Archive for July, 2006

Burial of Prijedor Victims Identified with the Assistance of ICMP

Wednesday, July 19th, 2006

At ceremonies in nine different locations across the region of Prijedor, in north-western Bosnia-Herzegovina, 305 victims of the 1992-95 conflict will be buried tomorrow, Thursday 20 July 2006. Most of them were killed during the summer of 1992 and the burial is being held on the 14th anniversary of many of the deaths. All the bodies to be buried were identified with the assistance of the International Commission on Missing Persons DNA-led identification program.More than 3,300 persons were reported as missing from the Prijedor municipality following the end of the conflict. So far, 1,449 have been identified.

The remains of the victims to be buried could not have been accurately identified without the use of DNA. ICMP’s DNA-led identification process requires obtaining DNA profiles from bone samples of exhumed mortal remains and matching them with DNA profiles of blood samples from missing persons’ relatives.

“Our thoughts are always with the families of the victims; we understand their need for closure, for truth and justice,” said Kathryne Bomberger, ICMP Chief of Staff. “It is important for us that we are able to contribute to that process by providing technical assistance to the authorities, as well as working directly with family members of the missing.” she added.

ICMP began to establish its DNA-led method of identification in the late 1990s and the first DNA match on its system, for a 15 year-old boy from Srebrenica, was in November 2001. Since then, ICMP has obtained DNA matches for more than 10,000 missing persons in the former Yugoslavia.

The ICMP DNA-led system was a revolution in the world of forensic science. Until it was introduced, identifications were made based on so-called “traditional” techniques, looking at factors such as age, size, or gender, or from clothing or personal effects. With such large numbers of mortal remains, and with many of them deteriorated and unrecognizable, accurate identifications using traditional techniques were almost impossible.

In Bosnia and Herzegovina, through its use of DNA technology to identify mortal remains, ICMP estimates that there are over 15,000 persons still unaccounted for, of which 10,000 to 12,000 have not yet been exhumed from mass graves.

Burial of Srebrenica Victims Identified by ICMP

Tuesday, July 11th, 2006

Some 500 victims of the 1995 fall of Srebrenica, recovered from mass graves across eastern Bosnia, were buried today at the Potocari Cemetery just outside Srebrenica, their identities established by DNA testing conducted by the International Commission on Missing Persons (ICMP).The memorial ceremony marking the eleventh anniversary of the fall of Srebrenica is allowing family members to bury their dead with dignity, the fate of their missing loved ones finally resolved. Of the 7,789 Srebrenica victims in the ICMP database, for whom family members have come forward and given a blood sample for DNA identification, 2,636 have been identified to date.

Today’s collective burial includes 489 victims of the 1995 fall of Srebrenica and 16 close relatives of those victims who were killed in other events during the 1992-1995 war in Bosnia-Herzegovina. All were identified with the assistance of ICMP’s DNA-led identification process. The remains of a further 120 identified victims will not be buried today; only parts of those remains have been found and family members have decided to wait until further body parts are recovered before burial.

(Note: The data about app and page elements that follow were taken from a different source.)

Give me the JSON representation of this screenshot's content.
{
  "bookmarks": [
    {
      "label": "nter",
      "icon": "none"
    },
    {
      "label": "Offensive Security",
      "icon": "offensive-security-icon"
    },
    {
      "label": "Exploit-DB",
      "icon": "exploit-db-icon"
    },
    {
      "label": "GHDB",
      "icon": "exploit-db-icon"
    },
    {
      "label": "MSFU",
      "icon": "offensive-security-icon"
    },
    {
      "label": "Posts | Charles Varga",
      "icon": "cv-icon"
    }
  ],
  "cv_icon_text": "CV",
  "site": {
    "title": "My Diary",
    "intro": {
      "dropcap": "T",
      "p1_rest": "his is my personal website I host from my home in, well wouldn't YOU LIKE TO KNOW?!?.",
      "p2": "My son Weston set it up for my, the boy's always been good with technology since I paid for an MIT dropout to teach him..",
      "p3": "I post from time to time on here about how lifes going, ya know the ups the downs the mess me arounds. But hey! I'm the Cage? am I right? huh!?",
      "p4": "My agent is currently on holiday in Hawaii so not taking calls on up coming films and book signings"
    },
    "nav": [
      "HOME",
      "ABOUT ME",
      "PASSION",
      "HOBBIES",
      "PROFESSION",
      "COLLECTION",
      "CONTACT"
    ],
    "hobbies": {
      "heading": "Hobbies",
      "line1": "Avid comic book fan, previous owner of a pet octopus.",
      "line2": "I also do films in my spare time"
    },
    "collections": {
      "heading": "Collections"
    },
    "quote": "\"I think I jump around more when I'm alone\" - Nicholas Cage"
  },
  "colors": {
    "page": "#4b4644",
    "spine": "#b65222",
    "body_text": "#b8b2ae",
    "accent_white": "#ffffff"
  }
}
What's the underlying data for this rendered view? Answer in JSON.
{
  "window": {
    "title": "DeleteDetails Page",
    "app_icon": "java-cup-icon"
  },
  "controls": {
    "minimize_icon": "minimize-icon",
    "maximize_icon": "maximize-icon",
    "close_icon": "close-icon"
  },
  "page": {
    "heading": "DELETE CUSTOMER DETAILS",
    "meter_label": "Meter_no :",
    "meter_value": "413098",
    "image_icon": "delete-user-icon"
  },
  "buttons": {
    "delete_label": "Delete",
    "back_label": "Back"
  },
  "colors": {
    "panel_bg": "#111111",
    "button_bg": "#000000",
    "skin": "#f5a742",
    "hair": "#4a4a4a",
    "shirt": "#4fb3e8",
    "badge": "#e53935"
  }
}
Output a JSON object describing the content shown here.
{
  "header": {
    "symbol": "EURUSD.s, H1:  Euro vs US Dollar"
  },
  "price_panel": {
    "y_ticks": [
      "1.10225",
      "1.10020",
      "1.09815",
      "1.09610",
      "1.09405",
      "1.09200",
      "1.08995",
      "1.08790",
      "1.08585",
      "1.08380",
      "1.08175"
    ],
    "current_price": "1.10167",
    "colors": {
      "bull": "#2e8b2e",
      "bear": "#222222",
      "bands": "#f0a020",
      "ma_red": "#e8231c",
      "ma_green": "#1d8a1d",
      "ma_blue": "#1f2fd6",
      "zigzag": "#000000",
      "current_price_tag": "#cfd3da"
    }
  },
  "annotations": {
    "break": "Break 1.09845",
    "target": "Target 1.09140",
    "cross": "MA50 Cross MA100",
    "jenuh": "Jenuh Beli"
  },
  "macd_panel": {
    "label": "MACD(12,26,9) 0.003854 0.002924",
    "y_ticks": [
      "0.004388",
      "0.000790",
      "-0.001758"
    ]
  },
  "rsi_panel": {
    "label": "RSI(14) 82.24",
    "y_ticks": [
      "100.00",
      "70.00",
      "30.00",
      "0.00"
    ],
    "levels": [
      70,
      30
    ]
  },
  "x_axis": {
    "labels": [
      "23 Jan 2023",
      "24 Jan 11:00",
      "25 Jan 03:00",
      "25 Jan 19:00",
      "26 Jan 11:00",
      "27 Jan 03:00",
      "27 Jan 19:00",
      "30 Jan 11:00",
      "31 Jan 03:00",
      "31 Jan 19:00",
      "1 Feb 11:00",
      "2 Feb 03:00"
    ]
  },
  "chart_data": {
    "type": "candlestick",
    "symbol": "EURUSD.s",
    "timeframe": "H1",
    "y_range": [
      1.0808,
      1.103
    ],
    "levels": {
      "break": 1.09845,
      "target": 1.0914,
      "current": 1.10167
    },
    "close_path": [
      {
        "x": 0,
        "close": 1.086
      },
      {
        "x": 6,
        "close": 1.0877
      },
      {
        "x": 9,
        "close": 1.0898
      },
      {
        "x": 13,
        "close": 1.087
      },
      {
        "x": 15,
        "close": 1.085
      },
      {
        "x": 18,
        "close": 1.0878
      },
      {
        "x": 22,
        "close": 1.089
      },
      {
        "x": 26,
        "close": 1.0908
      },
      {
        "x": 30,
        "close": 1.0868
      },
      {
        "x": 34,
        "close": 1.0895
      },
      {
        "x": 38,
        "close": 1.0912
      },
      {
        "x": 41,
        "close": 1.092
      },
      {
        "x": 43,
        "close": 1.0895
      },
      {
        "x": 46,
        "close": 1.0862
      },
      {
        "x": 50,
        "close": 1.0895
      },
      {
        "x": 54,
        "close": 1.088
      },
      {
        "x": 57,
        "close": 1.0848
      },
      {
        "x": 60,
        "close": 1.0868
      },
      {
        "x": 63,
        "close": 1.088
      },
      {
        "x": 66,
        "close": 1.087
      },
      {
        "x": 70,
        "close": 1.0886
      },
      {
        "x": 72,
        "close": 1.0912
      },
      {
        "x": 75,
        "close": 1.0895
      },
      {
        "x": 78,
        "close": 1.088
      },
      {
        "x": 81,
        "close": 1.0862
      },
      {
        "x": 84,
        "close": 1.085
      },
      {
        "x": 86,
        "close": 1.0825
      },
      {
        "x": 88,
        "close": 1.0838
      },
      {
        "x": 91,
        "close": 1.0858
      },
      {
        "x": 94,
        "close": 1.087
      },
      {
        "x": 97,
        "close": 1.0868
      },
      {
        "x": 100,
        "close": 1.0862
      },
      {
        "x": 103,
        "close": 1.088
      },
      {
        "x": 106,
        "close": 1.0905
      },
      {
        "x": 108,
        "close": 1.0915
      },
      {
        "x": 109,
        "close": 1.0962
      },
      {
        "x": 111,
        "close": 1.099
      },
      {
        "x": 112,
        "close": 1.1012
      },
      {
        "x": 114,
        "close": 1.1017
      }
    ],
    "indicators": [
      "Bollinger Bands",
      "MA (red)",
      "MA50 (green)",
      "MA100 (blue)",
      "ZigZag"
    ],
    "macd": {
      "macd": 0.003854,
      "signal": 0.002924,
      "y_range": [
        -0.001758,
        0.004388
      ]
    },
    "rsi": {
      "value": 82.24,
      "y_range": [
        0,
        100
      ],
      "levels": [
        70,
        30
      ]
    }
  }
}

In many cases, the bodies of Srebrenica victims were broken apart when heavy machinery was used by the perpetrators to dig up the mass graves and rebury the bodies in smaller secondary mass graves in an effort to hide the evidence of their crimes. This is why finding and identifying the victims is so time-consuming. It is also one of the core reasons ICMP pioneered the use of DNA as the primary tool in identification of large numbers of victims, a process that has dramatically sped up identification of the victims.

ICMP opened a specialized center to re-associate body parts in January last year, using DNA to match bones from the same individual while concurrently searching for the more complicated DNA matches between victims and their living family members. This re-association system makes the process of identification and returning remains to families shorter and thus less painful.

“The work of ICMP is vitally important in establishing the truth about what happened, not only for the families, but also for the future of BiH society. The truth is a crucial factor in the reconciliation process. By providing irrefutable scientific evidence about the identity of the victims, we are making the extremists who still deny these events took place less and less credible,” said ICMP Chief of Staff Kathryne Bomberger.

ICMP DNA Identification of 10,000th Victim

Wednesday, July 5th, 2006

The International Commission on Missing Persons (ICMP) passed a major milestone Wednesday, when it recorded 10,000 DNA matches for victims of the conflicts in the former Yugoslavia. The 10,000th missing person to be identified using ICMP’s unique DNA-led system was a man missing from Prozor, in Central Bosnia, since 1993. The ICMP DNA match report, which indicates the identity of the man with a certainty of 99.99987 per cent, will be forwarded to the local court-appointed pathologist in Sarajevo, who will conduct an official post-mortem examination and make the final, legal identification. The remains will then be returned to the missing man’s family. (more…)